Data about app and page elements:

━━━

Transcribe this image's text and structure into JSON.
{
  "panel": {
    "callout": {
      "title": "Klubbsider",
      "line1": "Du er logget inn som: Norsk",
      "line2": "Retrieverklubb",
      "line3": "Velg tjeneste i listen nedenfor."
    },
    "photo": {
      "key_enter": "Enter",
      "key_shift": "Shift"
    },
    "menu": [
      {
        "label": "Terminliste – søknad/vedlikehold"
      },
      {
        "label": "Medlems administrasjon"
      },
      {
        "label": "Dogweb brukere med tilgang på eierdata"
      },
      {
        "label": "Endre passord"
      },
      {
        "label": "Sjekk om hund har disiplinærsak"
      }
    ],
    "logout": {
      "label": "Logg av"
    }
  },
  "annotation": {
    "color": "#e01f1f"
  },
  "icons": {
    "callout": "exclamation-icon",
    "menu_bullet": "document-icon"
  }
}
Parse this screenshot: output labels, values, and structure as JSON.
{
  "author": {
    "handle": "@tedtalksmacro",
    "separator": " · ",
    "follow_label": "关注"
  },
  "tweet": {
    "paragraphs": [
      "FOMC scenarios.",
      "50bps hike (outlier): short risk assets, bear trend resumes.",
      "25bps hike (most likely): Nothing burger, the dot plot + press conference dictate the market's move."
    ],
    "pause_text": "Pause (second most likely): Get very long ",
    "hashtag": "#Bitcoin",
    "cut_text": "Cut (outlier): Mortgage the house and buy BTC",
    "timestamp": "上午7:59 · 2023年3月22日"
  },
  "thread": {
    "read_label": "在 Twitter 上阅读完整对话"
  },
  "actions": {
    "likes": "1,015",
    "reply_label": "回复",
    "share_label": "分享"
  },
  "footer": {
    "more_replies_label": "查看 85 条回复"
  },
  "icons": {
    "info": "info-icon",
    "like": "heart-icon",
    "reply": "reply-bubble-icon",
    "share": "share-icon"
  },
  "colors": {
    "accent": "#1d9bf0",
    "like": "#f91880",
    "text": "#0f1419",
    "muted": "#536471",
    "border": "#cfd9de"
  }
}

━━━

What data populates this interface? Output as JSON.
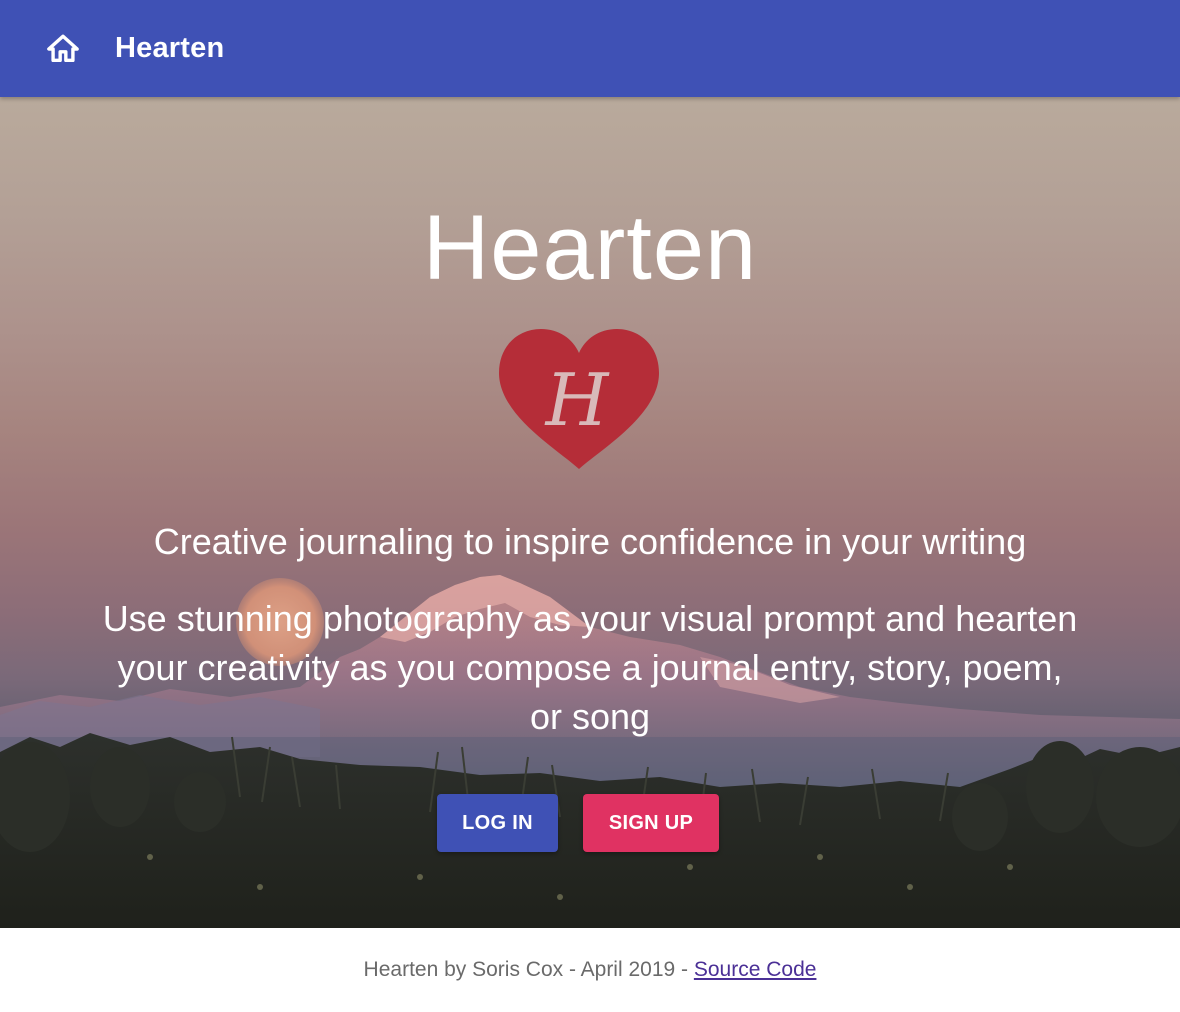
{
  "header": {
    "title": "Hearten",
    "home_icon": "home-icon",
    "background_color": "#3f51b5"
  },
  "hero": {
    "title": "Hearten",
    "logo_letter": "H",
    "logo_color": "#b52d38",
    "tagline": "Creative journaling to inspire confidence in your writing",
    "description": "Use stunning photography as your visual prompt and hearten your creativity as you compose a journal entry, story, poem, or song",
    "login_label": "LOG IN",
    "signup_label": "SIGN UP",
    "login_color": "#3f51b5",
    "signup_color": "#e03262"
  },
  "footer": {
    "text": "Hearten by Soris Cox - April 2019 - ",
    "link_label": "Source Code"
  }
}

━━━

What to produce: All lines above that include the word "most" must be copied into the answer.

Reply:
      "25bps hike (most likely): Nothing burger, the dot plot + press conference dictate the market's move."
    "pause_text": "Pause (second most likely): Get very long ",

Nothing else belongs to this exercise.